What this task involves: Restate the records word for word. Include no pictures.

(Records from a data source)

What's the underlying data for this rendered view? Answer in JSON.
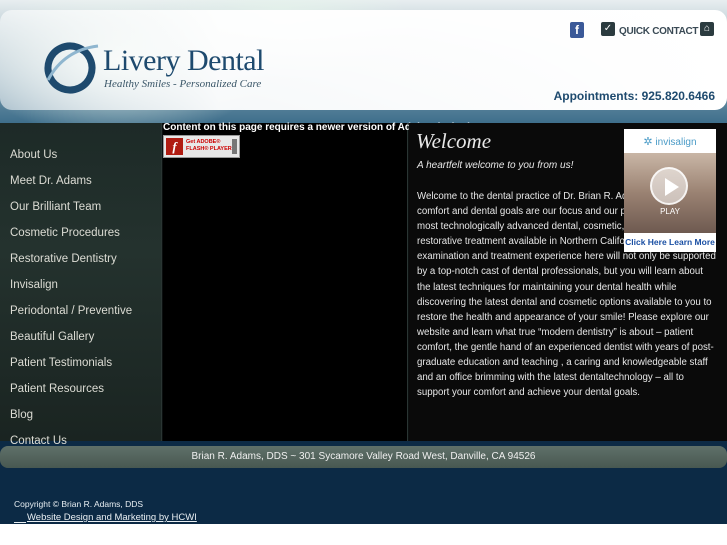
{
  "header": {
    "logo_name": "Livery Dental",
    "logo_tagline": "Healthy Smiles - Personalized Care",
    "facebook_icon": "f",
    "quick_contact_label": "QUICK CONTACT",
    "appointments": "Appointments: 925.820.6466"
  },
  "sidebar": {
    "items": [
      {
        "label": "About Us"
      },
      {
        "label": "Meet Dr. Adams"
      },
      {
        "label": "Our Brilliant Team"
      },
      {
        "label": "Cosmetic Procedures"
      },
      {
        "label": "Restorative Dentistry"
      },
      {
        "label": "Invisalign"
      },
      {
        "label": "Periodontal / Preventive"
      },
      {
        "label": "Beautiful Gallery"
      },
      {
        "label": "Patient Testimonials"
      },
      {
        "label": "Patient Resources"
      },
      {
        "label": "Blog"
      },
      {
        "label": "Contact Us"
      }
    ]
  },
  "flash": {
    "message": "Content on this page requires a newer version of Adobe Flash Player.",
    "button_line1": "Get ADOBE®",
    "button_line2": "FLASH® PLAYER"
  },
  "main": {
    "heading": "Welcome",
    "intro": "A heartfelt welcome to you from us!",
    "body": "Welcome to the dental practice of Dr. Brian R. Adams, where your comfort and dental goals are our focus and our passion.  We offer the most technologically advanced dental, cosmetic, endodontic  and restorative treatment available in Northern California.  Your examination and treatment experience here will not only be supported by a top-notch cast of dental professionals, but you will learn about the latest techniques for maintaining your dental health while discovering the latest dental and cosmetic options available to you to restore the health and appearance of your smile!  Please explore our website and learn what true “modern dentistry” is about – patient comfort, the gentle hand of an experienced dentist with years of post-graduate education and teaching , a caring and knowledgeable staff and an office brimming with the latest dentaltechnology – all to support your comfort and achieve your dental goals."
  },
  "invisalign": {
    "brand": "invisalign",
    "play": "PLAY",
    "link": "Click Here Learn More"
  },
  "address": "Brian R. Adams, DDS ~ 301 Sycamore Valley Road West, Danville, CA 94526",
  "footer": {
    "copyright": "Copyright © Brian R. Adams, DDS",
    "credit": "Website Design and Marketing by HCWI"
  },
  "colors": {
    "brand_blue": "#1e4a6e",
    "nav_text": "#dcdcd4",
    "footer_bg": "#0c2a45",
    "link_blue": "#1a4fa3"
  }
}
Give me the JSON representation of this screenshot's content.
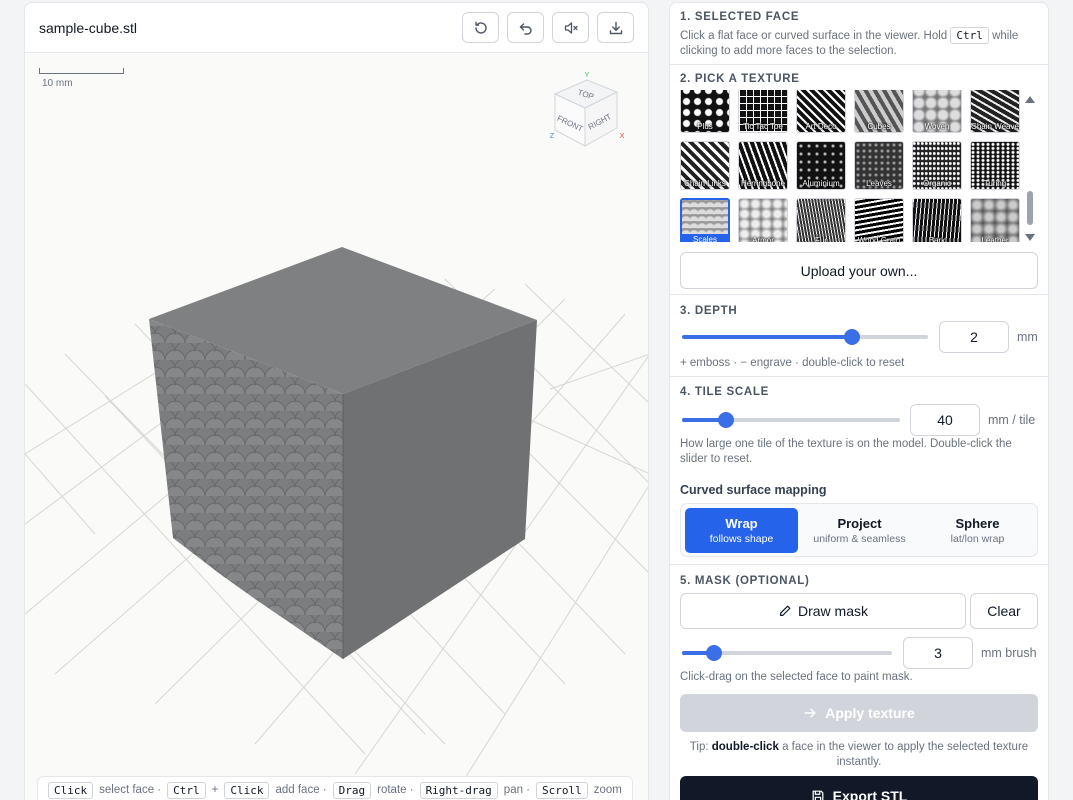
{
  "viewer": {
    "file_name": "sample-cube.stl",
    "toolbar": [
      {
        "name": "reset-view-button",
        "icon": "rotate-ccw-icon"
      },
      {
        "name": "undo-button",
        "icon": "undo-icon"
      },
      {
        "name": "mute-button",
        "icon": "volume-mute-icon"
      },
      {
        "name": "download-button",
        "icon": "download-icon"
      }
    ],
    "scale_label": "10 mm",
    "view_cube": {
      "top": "TOP",
      "front": "FRONT",
      "right": "RIGHT",
      "axis_x": "X",
      "axis_y": "Y",
      "axis_z": "Z"
    },
    "hints": [
      {
        "key": "Click",
        "text": "select face ·"
      },
      {
        "key": "Ctrl",
        "text": "+"
      },
      {
        "key": "Click",
        "text": "add face ·"
      },
      {
        "key": "Drag",
        "text": "rotate ·"
      },
      {
        "key": "Right-drag",
        "text": "pan ·"
      },
      {
        "key": "Scroll",
        "text": "zoom"
      }
    ]
  },
  "panel": {
    "selected_face": {
      "title": "1. SELECTED FACE",
      "text_before": "Click a flat face or curved surface in the viewer. Hold",
      "key": "Ctrl",
      "text_mid": "while",
      "text_after": "clicking to add more faces to the selection."
    },
    "texture": {
      "title": "2. PICK A TEXTURE",
      "items": [
        {
          "label": "Plus",
          "pattern": "plus"
        },
        {
          "label": "Tic Tac Toe",
          "pattern": "grid"
        },
        {
          "label": "Art Deco",
          "pattern": "deco"
        },
        {
          "label": "Cubes",
          "pattern": "cubes"
        },
        {
          "label": "Woven",
          "pattern": "woven"
        },
        {
          "label": "Chain Weave",
          "pattern": "chainweave"
        },
        {
          "label": "Chain Links",
          "pattern": "links"
        },
        {
          "label": "Herringbone",
          "pattern": "herring"
        },
        {
          "label": "Aluminium",
          "pattern": "alu"
        },
        {
          "label": "Leaves",
          "pattern": "leaves"
        },
        {
          "label": "Organic",
          "pattern": "organic"
        },
        {
          "label": "Turing",
          "pattern": "turing"
        },
        {
          "label": "Scales",
          "pattern": "scales",
          "selected": true
        },
        {
          "label": "Armor",
          "pattern": "armor"
        },
        {
          "label": "Fur",
          "pattern": "fur"
        },
        {
          "label": "Wood Grain",
          "pattern": "wood"
        },
        {
          "label": "Bark",
          "pattern": "bark"
        },
        {
          "label": "Leather",
          "pattern": "leather"
        }
      ],
      "upload_label": "Upload your own..."
    },
    "depth": {
      "title": "3. DEPTH",
      "value": "2",
      "unit": "mm",
      "slider_fraction": 0.69,
      "hint": "+ emboss · − engrave · double-click to reset"
    },
    "tile_scale": {
      "title": "4. TILE SCALE",
      "value": "40",
      "unit": "mm / tile",
      "slider_fraction": 0.2,
      "hint": "How large one tile of the texture is on the model. Double-click the slider to reset.",
      "mapping_title": "Curved surface mapping",
      "mapping_options": [
        {
          "title": "Wrap",
          "sub": "follows shape",
          "active": true
        },
        {
          "title": "Project",
          "sub": "uniform & seamless",
          "active": false
        },
        {
          "title": "Sphere",
          "sub": "lat/lon wrap",
          "active": false
        }
      ]
    },
    "mask": {
      "title": "5. MASK (OPTIONAL)",
      "draw_label": "Draw mask",
      "clear_label": "Clear",
      "brush_value": "3",
      "brush_unit": "mm brush",
      "slider_fraction": 0.15,
      "hint": "Click-drag on the selected face to paint mask."
    },
    "apply_label": "Apply texture",
    "tip_prefix": "Tip:",
    "tip_bold": "double-click",
    "tip_rest": "a face in the viewer to apply the selected texture instantly.",
    "export_label": "Export STL"
  }
}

Response below:
What's the underlying data for this rendered view? Answer in JSON.
{
  "header": {
    "logo_name": "Livery Dental",
    "logo_tagline": "Healthy Smiles - Personalized Care",
    "facebook_icon": "f",
    "quick_contact_label": "QUICK CONTACT",
    "appointments": "Appointments: 925.820.6466"
  },
  "sidebar": {
    "items": [
      {
        "label": "About Us"
      },
      {
        "label": "Meet Dr. Adams"
      },
      {
        "label": "Our Brilliant Team"
      },
      {
        "label": "Cosmetic Procedures"
      },
      {
        "label": "Restorative Dentistry"
      },
      {
        "label": "Invisalign"
      },
      {
        "label": "Periodontal / Preventive"
      },
      {
        "label": "Beautiful Gallery"
      },
      {
        "label": "Patient Testimonials"
      },
      {
        "label": "Patient Resources"
      },
      {
        "label": "Blog"
      },
      {
        "label": "Contact Us"
      }
    ]
  },
  "flash": {
    "message": "Content on this page requires a newer version of Adobe Flash Player.",
    "button_line1": "Get ADOBE®",
    "button_line2": "FLASH® PLAYER"
  },
  "main": {
    "heading": "Welcome",
    "intro": "A heartfelt welcome to you from us!",
    "body": "Welcome to the dental practice of Dr. Brian R. Adams, where your comfort and dental goals are our focus and our passion.  We offer the most technologically advanced dental, cosmetic, endodontic  and restorative treatment available in Northern California.  Your examination and treatment experience here will not only be supported by a top-notch cast of dental professionals, but you will learn about the latest techniques for maintaining your dental health while discovering the latest dental and cosmetic options available to you to restore the health and appearance of your smile!  Please explore our website and learn what true “modern dentistry” is about – patient comfort, the gentle hand of an experienced dentist with years of post-graduate education and teaching , a caring and knowledgeable staff and an office brimming with the latest dentaltechnology – all to support your comfort and achieve your dental goals."
  },
  "invisalign": {
    "brand": "invisalign",
    "play": "PLAY",
    "link": "Click Here Learn More"
  },
  "address": "Brian R. Adams, DDS ~ 301 Sycamore Valley Road West, Danville, CA 94526",
  "footer": {
    "copyright": "Copyright © Brian R. Adams, DDS",
    "credit": "Website Design and Marketing by HCWI"
  },
  "colors": {
    "brand_blue": "#1e4a6e",
    "nav_text": "#dcdcd4",
    "footer_bg": "#0c2a45",
    "link_blue": "#1a4fa3"
  }
}
Give me the JSON representation of this screenshot's content.
{
  "viewer": {
    "file_name": "sample-cube.stl",
    "toolbar": [
      {
        "name": "reset-view-button",
        "icon": "rotate-ccw-icon"
      },
      {
        "name": "undo-button",
        "icon": "undo-icon"
      },
      {
        "name": "mute-button",
        "icon": "volume-mute-icon"
      },
      {
        "name": "download-button",
        "icon": "download-icon"
      }
    ],
    "scale_label": "10 mm",
    "view_cube": {
      "top": "TOP",
      "front": "FRONT",
      "right": "RIGHT",
      "axis_x": "X",
      "axis_y": "Y",
      "axis_z": "Z"
    },
    "hints": [
      {
        "key": "Click",
        "text": "select face ·"
      },
      {
        "key": "Ctrl",
        "text": "+"
      },
      {
        "key": "Click",
        "text": "add face ·"
      },
      {
        "key": "Drag",
        "text": "rotate ·"
      },
      {
        "key": "Right-drag",
        "text": "pan ·"
      },
      {
        "key": "Scroll",
        "text": "zoom"
      }
    ]
  },
  "panel": {
    "selected_face": {
      "title": "1. SELECTED FACE",
      "text_before": "Click a flat face or curved surface in the viewer. Hold",
      "key": "Ctrl",
      "text_mid": "while",
      "text_after": "clicking to add more faces to the selection."
    },
    "texture": {
      "title": "2. PICK A TEXTURE",
      "items": [
        {
          "label": "Plus",
          "pattern": "plus"
        },
        {
          "label": "Tic Tac Toe",
          "pattern": "grid"
        },
        {
          "label": "Art Deco",
          "pattern": "deco"
        },
        {
          "label": "Cubes",
          "pattern": "cubes"
        },
        {
          "label": "Woven",
          "pattern": "woven"
        },
        {
          "label": "Chain Weave",
          "pattern": "chainweave"
        },
        {
          "label": "Chain Links",
          "pattern": "links"
        },
        {
          "label": "Herringbone",
          "pattern": "herring"
        },
        {
          "label": "Aluminium",
          "pattern": "alu"
        },
        {
          "label": "Leaves",
          "pattern": "leaves"
        },
        {
          "label": "Organic",
          "pattern": "organic"
        },
        {
          "label": "Turing",
          "pattern": "turing"
        },
        {
          "label": "Scales",
          "pattern": "scales",
          "selected": true
        },
        {
          "label": "Armor",
          "pattern": "armor"
        },
        {
          "label": "Fur",
          "pattern": "fur"
        },
        {
          "label": "Wood Grain",
          "pattern": "wood"
        },
        {
          "label": "Bark",
          "pattern": "bark"
        },
        {
          "label": "Leather",
          "pattern": "leather"
        }
      ],
      "upload_label": "Upload your own..."
    },
    "depth": {
      "title": "3. DEPTH",
      "value": "2",
      "unit": "mm",
      "slider_fraction": 0.69,
      "hint": "+ emboss · − engrave · double-click to reset"
    },
    "tile_scale": {
      "title": "4. TILE SCALE",
      "value": "40",
      "unit": "mm / tile",
      "slider_fraction": 0.2,
      "hint": "How large one tile of the texture is on the model. Double-click the slider to reset.",
      "mapping_title": "Curved surface mapping",
      "mapping_options": [
        {
          "title": "Wrap",
          "sub": "follows shape",
          "active": true
        },
        {
          "title": "Project",
          "sub": "uniform & seamless",
          "active": false
        },
        {
          "title": "Sphere",
          "sub": "lat/lon wrap",
          "active": false
        }
      ]
    },
    "mask": {
      "title": "5. MASK (OPTIONAL)",
      "draw_label": "Draw mask",
      "clear_label": "Clear",
      "brush_value": "3",
      "brush_unit": "mm brush",
      "slider_fraction": 0.15,
      "hint": "Click-drag on the selected face to paint mask."
    },
    "apply_label": "Apply texture",
    "tip_prefix": "Tip:",
    "tip_bold": "double-click",
    "tip_rest": "a face in the viewer to apply the selected texture instantly.",
    "export_label": "Export STL"
  }
}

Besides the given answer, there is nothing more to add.